The Vietnam Fund returned +0.4% in January with a NAV of USD 1,862.70, having a return since inception of +86.2%. This represents an annualised return of +16.3% p.a. The January performance of the Ho Chi Minh City VN Index in USD was +12.8%, while the Hanoi VH Index gained +7.8% (in USD terms). The broad diversification of the fund’s portfolio resulted in a low annualized volatility of 8.89%, a high Sharpe ratio of 1.81, and a low correlation of the fund versus the MSCI World Index USD of 0.25, all based on monthly observations.
The positive momentum in the largest companies continued throughout January. On the back of many solid earnings reports many index stocks reached new highs. Though, despite those index gains, the market breadth deteriorated considerably again in the second half of the month, as described further below.
The current market situation can be easily described as follows:
- passive investments are still favored worldwide over value investing
- foreigners continue to invest into Vietnam
- large investment funds have to invest their cash into the big and highly liquid companies
- analysts have called for a correction in many of those stocks for some time now
All of these facts have resulted in a market rally which looks rather unreal for many long-term market observers. Unlike in other broad based, healthy bull markets where on days with strong index gains the majority of stocks also participate in the rally, the current sharp index increase in Vietnam is best described as panic buying, triggered by new overseas money and local retail investors jumping on the bandwagon. The below breakdown of the trading day on 25th January – after a two-day break caused by technical problems on the Ho Chi Minh Stock Exchange – gives an excellent example of how distorted the market currently is.

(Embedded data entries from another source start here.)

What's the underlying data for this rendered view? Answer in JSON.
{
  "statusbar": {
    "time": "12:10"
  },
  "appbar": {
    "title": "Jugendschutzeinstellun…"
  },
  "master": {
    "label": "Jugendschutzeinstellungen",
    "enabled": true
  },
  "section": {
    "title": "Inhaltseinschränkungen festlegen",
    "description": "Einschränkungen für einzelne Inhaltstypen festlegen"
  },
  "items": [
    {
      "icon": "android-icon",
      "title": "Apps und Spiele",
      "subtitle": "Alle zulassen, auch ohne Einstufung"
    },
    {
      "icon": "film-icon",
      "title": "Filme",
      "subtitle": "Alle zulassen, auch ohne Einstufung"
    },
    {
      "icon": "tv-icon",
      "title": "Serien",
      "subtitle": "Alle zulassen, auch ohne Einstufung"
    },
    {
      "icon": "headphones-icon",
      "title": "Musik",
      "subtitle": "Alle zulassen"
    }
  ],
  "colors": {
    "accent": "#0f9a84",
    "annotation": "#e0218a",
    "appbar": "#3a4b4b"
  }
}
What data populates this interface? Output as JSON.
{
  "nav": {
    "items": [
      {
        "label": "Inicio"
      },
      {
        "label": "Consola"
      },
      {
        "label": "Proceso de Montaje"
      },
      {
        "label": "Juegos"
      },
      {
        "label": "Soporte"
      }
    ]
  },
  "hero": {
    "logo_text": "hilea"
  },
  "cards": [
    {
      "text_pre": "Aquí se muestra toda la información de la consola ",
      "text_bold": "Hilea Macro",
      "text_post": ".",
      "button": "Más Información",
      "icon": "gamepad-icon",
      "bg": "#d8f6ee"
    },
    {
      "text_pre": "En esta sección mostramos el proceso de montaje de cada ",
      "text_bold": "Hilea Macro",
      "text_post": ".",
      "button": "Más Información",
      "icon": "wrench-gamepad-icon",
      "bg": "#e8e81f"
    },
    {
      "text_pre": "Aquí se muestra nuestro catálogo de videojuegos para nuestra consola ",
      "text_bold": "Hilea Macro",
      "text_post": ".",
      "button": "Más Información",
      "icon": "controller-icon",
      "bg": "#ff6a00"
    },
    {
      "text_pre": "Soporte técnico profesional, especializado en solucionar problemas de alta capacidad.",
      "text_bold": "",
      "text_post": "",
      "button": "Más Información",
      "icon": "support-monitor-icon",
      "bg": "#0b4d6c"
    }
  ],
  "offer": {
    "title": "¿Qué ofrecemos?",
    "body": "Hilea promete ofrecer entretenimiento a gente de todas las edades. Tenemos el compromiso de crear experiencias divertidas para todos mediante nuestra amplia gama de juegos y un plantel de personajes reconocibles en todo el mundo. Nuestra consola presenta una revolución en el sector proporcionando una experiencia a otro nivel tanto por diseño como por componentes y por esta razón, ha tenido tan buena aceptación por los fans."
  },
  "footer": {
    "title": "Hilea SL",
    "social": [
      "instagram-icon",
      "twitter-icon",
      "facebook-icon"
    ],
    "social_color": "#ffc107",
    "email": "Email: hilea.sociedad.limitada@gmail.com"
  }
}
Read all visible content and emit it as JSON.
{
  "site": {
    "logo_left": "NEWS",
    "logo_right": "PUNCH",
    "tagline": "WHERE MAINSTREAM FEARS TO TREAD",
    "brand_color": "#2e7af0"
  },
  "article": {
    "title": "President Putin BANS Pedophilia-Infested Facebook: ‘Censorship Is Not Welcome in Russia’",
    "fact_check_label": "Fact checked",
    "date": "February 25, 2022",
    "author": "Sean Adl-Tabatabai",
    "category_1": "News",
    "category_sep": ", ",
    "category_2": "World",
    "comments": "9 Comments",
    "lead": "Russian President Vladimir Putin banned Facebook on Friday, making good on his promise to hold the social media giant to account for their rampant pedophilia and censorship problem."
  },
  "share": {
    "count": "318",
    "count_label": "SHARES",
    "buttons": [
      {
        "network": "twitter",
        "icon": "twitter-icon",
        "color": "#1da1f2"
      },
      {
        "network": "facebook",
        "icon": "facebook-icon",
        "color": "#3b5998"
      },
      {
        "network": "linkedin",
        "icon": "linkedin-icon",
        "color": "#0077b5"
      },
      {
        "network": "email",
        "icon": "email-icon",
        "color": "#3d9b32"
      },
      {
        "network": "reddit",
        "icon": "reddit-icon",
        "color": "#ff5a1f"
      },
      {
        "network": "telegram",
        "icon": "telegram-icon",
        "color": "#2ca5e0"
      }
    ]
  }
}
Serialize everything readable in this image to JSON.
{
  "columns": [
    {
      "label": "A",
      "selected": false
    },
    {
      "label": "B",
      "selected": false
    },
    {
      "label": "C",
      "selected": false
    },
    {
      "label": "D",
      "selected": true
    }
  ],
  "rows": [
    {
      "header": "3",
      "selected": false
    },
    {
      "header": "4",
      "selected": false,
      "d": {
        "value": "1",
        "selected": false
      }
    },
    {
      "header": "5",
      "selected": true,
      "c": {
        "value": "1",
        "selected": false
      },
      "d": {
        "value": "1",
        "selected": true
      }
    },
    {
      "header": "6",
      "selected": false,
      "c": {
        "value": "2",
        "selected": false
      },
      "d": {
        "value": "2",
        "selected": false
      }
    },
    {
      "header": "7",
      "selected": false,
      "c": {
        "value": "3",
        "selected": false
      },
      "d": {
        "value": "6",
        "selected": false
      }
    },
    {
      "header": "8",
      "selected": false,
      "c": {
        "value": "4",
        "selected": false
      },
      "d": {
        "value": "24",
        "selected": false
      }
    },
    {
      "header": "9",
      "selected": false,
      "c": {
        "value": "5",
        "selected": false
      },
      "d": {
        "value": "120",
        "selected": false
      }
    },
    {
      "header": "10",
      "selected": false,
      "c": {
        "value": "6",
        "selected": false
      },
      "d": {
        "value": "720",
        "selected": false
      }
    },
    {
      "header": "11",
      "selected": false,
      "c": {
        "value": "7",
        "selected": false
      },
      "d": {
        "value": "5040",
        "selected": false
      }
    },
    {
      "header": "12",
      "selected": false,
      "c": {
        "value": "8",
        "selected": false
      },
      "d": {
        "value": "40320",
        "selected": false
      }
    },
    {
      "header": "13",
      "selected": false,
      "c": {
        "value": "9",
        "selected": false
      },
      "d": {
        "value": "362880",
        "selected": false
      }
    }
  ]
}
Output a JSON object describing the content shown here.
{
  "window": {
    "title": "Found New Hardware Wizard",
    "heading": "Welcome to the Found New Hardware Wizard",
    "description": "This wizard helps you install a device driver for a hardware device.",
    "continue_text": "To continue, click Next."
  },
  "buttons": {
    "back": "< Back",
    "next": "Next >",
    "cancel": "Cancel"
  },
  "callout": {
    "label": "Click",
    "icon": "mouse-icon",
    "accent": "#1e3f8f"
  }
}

Out of more than 350 stocks listed on the HCMC stock exchange, the 22 stocks which each have a market capitalization of more than USD 1bn were almost solely responsible for one of the highest one-day index gains we have witnessed so far this year (+1.6%). While we can understand the reasoning behind this action, it is very unusual for an emerging market to act in such a manner. Even in bigger and better diversified developed markets in Europe or the USA, an index gain of 1-2% would result in many more winners than losers and not with negative market breadth like we have repeatedly seen in Vietnam over the past few months. We still see people capitulating and selling undervalued and nicely growing small and mid-cap stocks in order to rotate into expensive large-caps. While analysts and strategists are now recommending the famous “buying on weakness”, what does that mean when a stock is trading at 30x earnings, while it was trading at 15x just a year ago – waiting for a 50% correction or buying at a still expensive 27x earnings after a 10% correction?
With 2017 earnings announcements slowly coming to an end, we can have a look now at the top ten 10 holdings which have already reported. Net of extraordinary income or provisioning, we saw very strong earnings growth in our 10 top holdings, averaging 38% for 2017. These 10 stocks (similar to to the rest of our portfolio) are trading on an average valuation of just 9.4x 2017 earnings which puts us in a completely different world than the biggest 22 stocks in HCMC which are trading on a trailing PE of 38x, and many of which haven’t reported their results yet. Even excluding FLC Faros Construction (Stockcode ROS), which boasts a PE of 197x, the big caps would still be trading at 27x earnings. Investing in those expensive stocks would make us very nervous on any onset of a market correction when investors just don’t care about market cap.